Aurora Consurgens, a 15th-Century alchemical manuscript, features the ouroboros, linked with the symbols of the sun, moon, and mercury (Credit: Zentralbibliothek Zürich)

Aurora Consurgens, a 15th-Century alchemical manuscript, features the ouroboros, linked with the symbols of the sun, moon, and mercury (Credit: Zentralbibliothek Zürich)

The flooding of the Nile in summer marked the beginning of the year, and served as a metaphor of cyclical time, flowing “back into itself like a circle … [enabling] renewal, repetition, and regeneration,” as Assmann says. Similarly, the sun was believed to be the source of cyclical time, undertaking a nightly journey to the waters of Nun (a sort of primordial void), fraught with all sorts of obstacles, whence it would find its way back to the sky. As such, the ouroboros in its original Egyptian context symbolised repetition, renewal, and the eternal cycle of time.

Known as the oldest allegorical symbol in alchemy, the ouroboros represented the concept of eternity and endless return

Like the sun, the ouroboros underwent a journey of its own. From Egypt, it found its way to the Greek alchemists of Hellenistic Alexandria. In the Chrysopoeia (transmutation into gold) of Cleopatra, the ouroboros appears slightly differently. A pictorial alchemical papyrus from the 3rd-Century AD, it dealt with the creation of gold, and the ouroboros appears among the mysterious symbols and images encircling the Greek words ‘One is All’.
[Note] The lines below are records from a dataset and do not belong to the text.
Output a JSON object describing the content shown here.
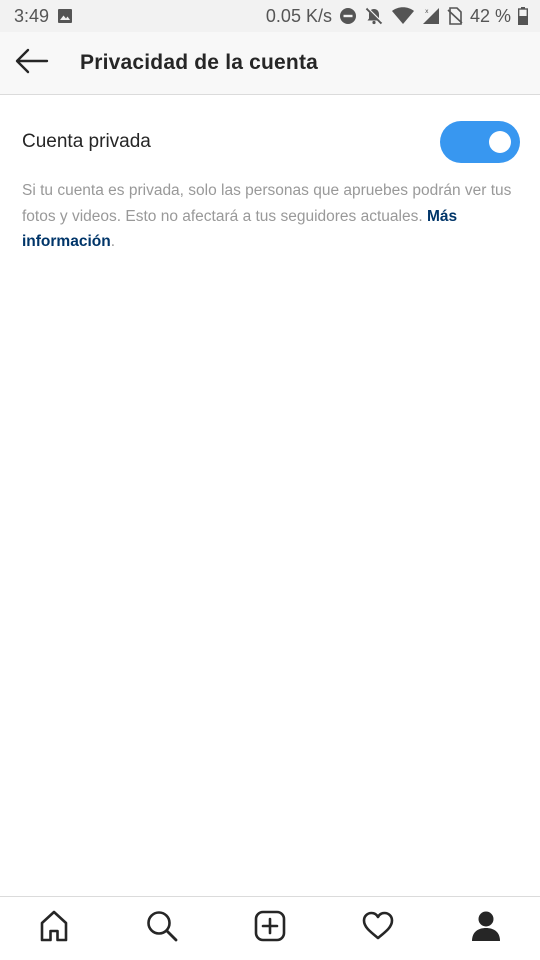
{
  "status_bar": {
    "time": "3:49",
    "network_speed": "0.05 K/s",
    "battery": "42 %",
    "icons": [
      "image-icon",
      "dnd-icon",
      "mute-icon",
      "wifi-icon",
      "signal-icon",
      "no-sim-icon",
      "battery-icon"
    ]
  },
  "header": {
    "back_icon": "arrow-left-icon",
    "title": "Privacidad de la cuenta"
  },
  "private_account": {
    "label": "Cuenta privada",
    "enabled": true,
    "accent_color": "#3897f0"
  },
  "description": {
    "text": "Si tu cuenta es privada, solo las personas que apruebes podrán ver tus fotos y videos. Esto no afectará a tus seguidores actuales. ",
    "link_text": "Más información",
    "suffix": "."
  },
  "bottom_nav": {
    "items": [
      "home-icon",
      "search-icon",
      "new-post-icon",
      "activity-heart-icon",
      "profile-icon"
    ]
  }
}
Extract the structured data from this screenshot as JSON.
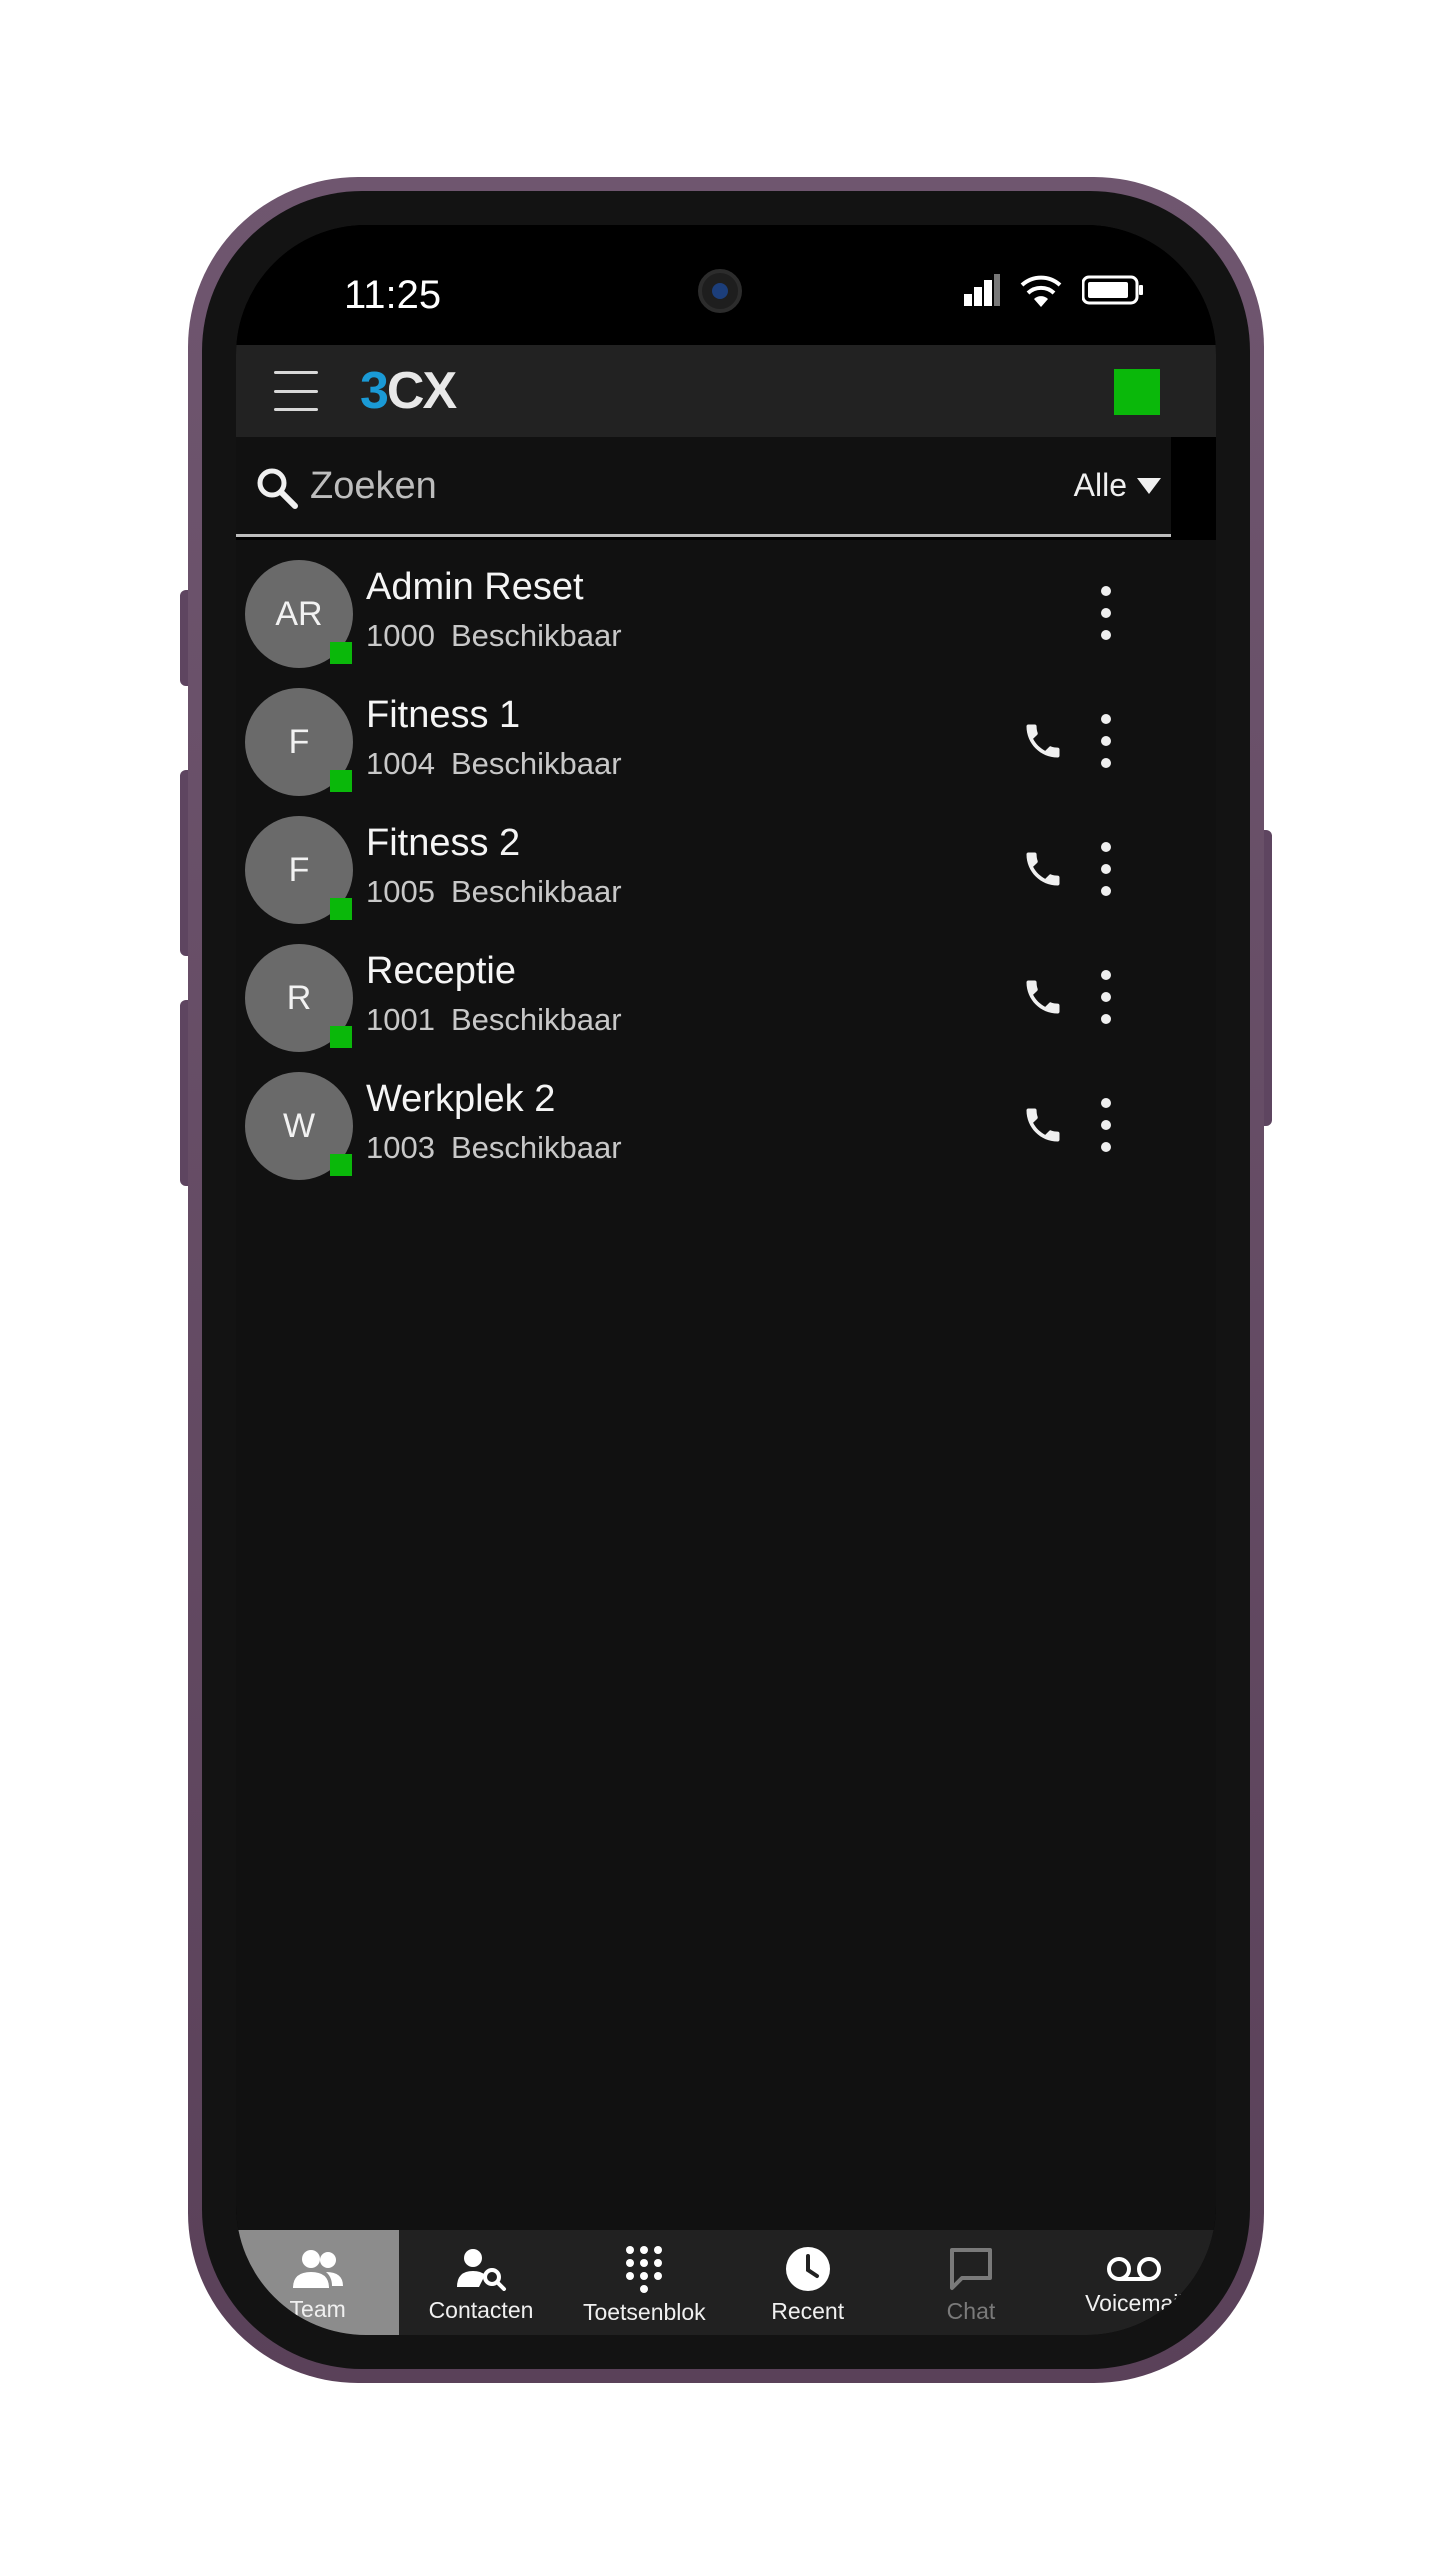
{
  "status_bar": {
    "time": "11:25"
  },
  "app": {
    "logo_main": "3",
    "logo_rest": "CX",
    "presence_color": "#0ab80a"
  },
  "search": {
    "placeholder": "Zoeken",
    "filter_label": "Alle"
  },
  "contacts": [
    {
      "initials": "AR",
      "name": "Admin Reset",
      "extension": "1000",
      "status": "Beschikbaar",
      "callable": false
    },
    {
      "initials": "F",
      "name": "Fitness 1",
      "extension": "1004",
      "status": "Beschikbaar",
      "callable": true
    },
    {
      "initials": "F",
      "name": "Fitness 2",
      "extension": "1005",
      "status": "Beschikbaar",
      "callable": true
    },
    {
      "initials": "R",
      "name": "Receptie",
      "extension": "1001",
      "status": "Beschikbaar",
      "callable": true
    },
    {
      "initials": "W",
      "name": "Werkplek 2",
      "extension": "1003",
      "status": "Beschikbaar",
      "callable": true
    }
  ],
  "bottom_nav": [
    {
      "label": "Team",
      "icon": "team-icon",
      "active": true
    },
    {
      "label": "Contacten",
      "icon": "contact-search-icon"
    },
    {
      "label": "Toetsenblok",
      "icon": "dialpad-icon"
    },
    {
      "label": "Recent",
      "icon": "clock-icon"
    },
    {
      "label": "Chat",
      "icon": "chat-icon",
      "disabled": true
    },
    {
      "label": "Voicemail",
      "icon": "voicemail-icon"
    }
  ]
}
Known as the oldest allegorical symbol in alchemy, the ouroboros in this context represented the concept of eternity and endless return, as well as the unity of time’s beginning and end, rather than the Egypt-specific journeys of the sun and the Nile. Elsewhere on the papyrus, in a double ring, appears the complete maxim, of which ‘One is All’ is only a part: ‘One is All, and by it All, and for it All’, it reads, ‘and if it does not contain All, then All is Nothing’.

The ouroboros appears in the classic alchemical study, Atalanta Fugiens (1617), by the physician to Emperor Rudolf II, Michael Maier (Credit: Staatsbibliothek zu Berlin)
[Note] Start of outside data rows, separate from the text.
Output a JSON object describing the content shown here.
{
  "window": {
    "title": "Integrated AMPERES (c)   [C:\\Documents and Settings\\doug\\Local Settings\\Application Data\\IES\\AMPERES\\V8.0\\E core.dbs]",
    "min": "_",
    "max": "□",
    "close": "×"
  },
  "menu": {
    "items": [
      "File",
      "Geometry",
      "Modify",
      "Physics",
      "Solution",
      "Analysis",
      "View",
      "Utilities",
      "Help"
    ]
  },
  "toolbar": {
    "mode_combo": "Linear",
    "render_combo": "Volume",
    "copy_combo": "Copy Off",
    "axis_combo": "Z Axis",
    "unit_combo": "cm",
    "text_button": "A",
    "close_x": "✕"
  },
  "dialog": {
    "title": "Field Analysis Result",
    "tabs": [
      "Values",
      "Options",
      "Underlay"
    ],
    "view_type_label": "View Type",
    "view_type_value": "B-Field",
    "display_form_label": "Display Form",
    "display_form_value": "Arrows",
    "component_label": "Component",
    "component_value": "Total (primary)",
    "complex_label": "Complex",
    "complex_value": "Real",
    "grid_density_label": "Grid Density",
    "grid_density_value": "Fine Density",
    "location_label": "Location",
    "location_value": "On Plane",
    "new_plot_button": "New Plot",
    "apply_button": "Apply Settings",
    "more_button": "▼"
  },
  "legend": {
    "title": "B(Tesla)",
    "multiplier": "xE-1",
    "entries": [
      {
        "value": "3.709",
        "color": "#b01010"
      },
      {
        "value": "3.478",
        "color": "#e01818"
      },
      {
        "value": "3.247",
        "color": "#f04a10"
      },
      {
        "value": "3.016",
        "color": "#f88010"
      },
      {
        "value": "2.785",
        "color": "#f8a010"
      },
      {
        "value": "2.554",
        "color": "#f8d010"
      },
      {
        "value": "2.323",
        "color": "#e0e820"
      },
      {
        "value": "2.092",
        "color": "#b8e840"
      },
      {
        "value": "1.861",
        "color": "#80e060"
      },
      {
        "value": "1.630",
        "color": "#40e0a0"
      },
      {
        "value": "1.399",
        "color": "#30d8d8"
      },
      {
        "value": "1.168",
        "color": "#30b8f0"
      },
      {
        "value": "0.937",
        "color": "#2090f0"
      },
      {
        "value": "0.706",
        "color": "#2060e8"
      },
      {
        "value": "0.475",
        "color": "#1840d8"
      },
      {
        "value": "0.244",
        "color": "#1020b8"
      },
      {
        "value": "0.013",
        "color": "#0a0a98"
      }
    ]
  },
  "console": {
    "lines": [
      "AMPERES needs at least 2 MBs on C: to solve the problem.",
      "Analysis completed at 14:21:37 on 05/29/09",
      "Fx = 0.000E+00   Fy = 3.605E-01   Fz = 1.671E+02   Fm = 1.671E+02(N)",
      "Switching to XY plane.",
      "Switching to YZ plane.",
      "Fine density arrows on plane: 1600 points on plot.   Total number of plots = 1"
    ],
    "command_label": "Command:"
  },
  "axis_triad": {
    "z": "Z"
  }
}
The ouroboros appears in the classic alchemical study, Atalanta Fugiens (1617), by the physician to Emperor Rudolf II, Michael Maier (Credit: Staatsbibliothek zu Berlin)

The ouroboros was also of significance to the Gnostics. From a Gnostic viewpoint, the opposing ends of the ouroboros were interpreted as the divine and earthly in man, which, despite being at odds with one another, existed in unison nonetheless. In this sense, it is comparable to the Chinese yin and yang, depicting the harmony of contrary forces, as well as the cosmic dichotomy of light and darkness in Manichaeism and the Zoroastrian philosophy of the farvahar, which first posited that each soul was composed of a pure, divine component, as well as a human one.
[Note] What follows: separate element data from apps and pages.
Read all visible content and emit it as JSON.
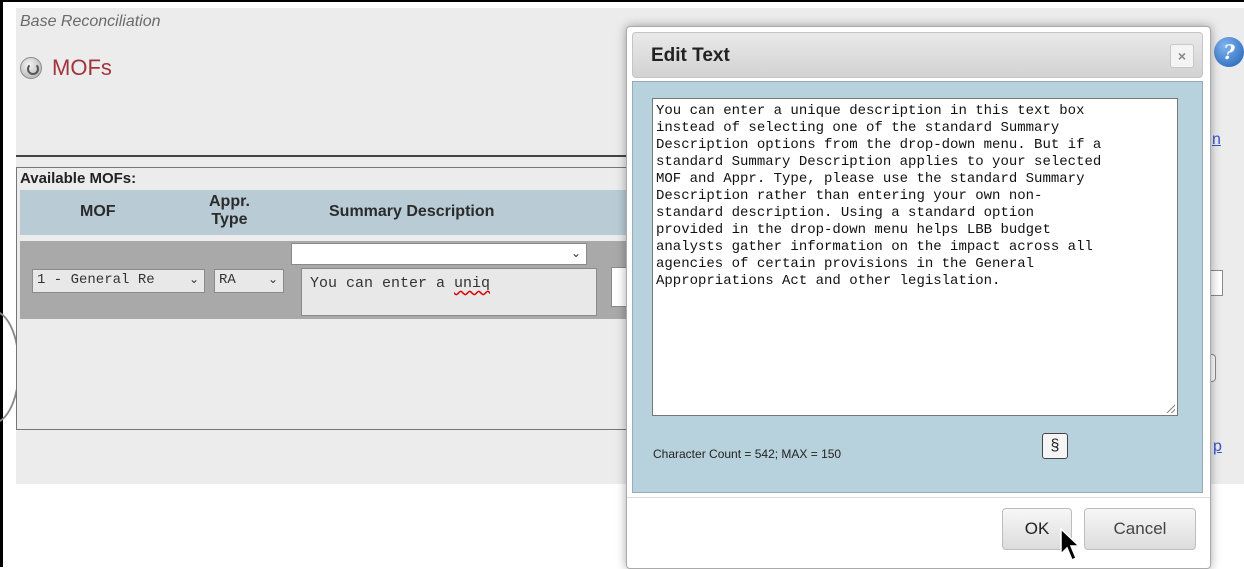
{
  "breadcrumb": "Base Reconciliation",
  "page_title": "MOFs",
  "right_link_top": "n",
  "right_link_bottom": "p",
  "table": {
    "section_label": "Available MOFs:",
    "headers": {
      "mof": "MOF",
      "appr_line1": "Appr.",
      "appr_line2": "Type",
      "summary": "Summary Description"
    },
    "row": {
      "mof_value": "1 - General Re",
      "appr_value": "RA",
      "summary_select": "",
      "summary_text_prefix": "You can enter a ",
      "summary_text_misspelled": "uniq"
    }
  },
  "dialog": {
    "title": "Edit Text",
    "close_glyph": "×",
    "text": "You can enter a unique description in this text box\ninstead of selecting one of the standard Summary\nDescription options from the drop-down menu. But if a\nstandard Summary Description applies to your selected\nMOF and Appr. Type, please use the standard Summary\nDescription rather than entering your own non-\nstandard description. Using a standard option\nprovided in the drop-down menu helps LBB budget\nanalysts gather information on the impact across all\nagencies of certain provisions in the General\nAppropriations Act and other legislation.",
    "char_count": "Character Count = 542; MAX = 150",
    "section_button": "§",
    "ok_label": "OK",
    "cancel_label": "Cancel"
  },
  "colors": {
    "title_red": "#a1343c",
    "table_header": "#b9ccd6",
    "dialog_body": "#b8d2dd"
  }
}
The ouroboros also appears in other ancient traditions. In Norse mythology, the serpent Jörmungandr encircles the world with its tail in its mouth, while in Hinduism, the ouroboros forms part of the foundation upon which the Earth rests. In the more widespread Roman variant of Iranian Mithraism, Zurvan, symbolising ‘boundless time’, is depicted with an ouroboros entwined around his body, while the Mesoamerican deity Quetzalcoatl is often seen in the form of an ouroboros.

The ouroboros is part of Hindu iconography, as in this drawing of a tortoise supporting elephants upon which the Earth rests, enclosed by the serpent, Asootee (Credit: Alamy)

The ouroboros is part of Hindu iconography, as in this drawing of a tortoise supporting elephants upon which the Earth rests, enclosed by the serpent, Asootee (Credit: Alamy)

As if this weren’t enough, the ouroboros went on to enjoy much popularity among Renaissance alchemists. Again representing the infinite nature of time and the eternal, it was seen in the eyes of the alchemists as the ultimate obstacle to be overcome in the Magnum Opus, their incessant struggle; for to become immortal – their chief aim – meant to break the incessant cycle of the ouroboros once and for all. That they would also come to possess, through their experiments, the prized ‘philosopher’s stone’ that would bring them all the bling in the world, was mere icing on the cake.

Resource: https://www.bbc.com/culture/article/20171204-the-ancient-symbol-that-spanned-millennia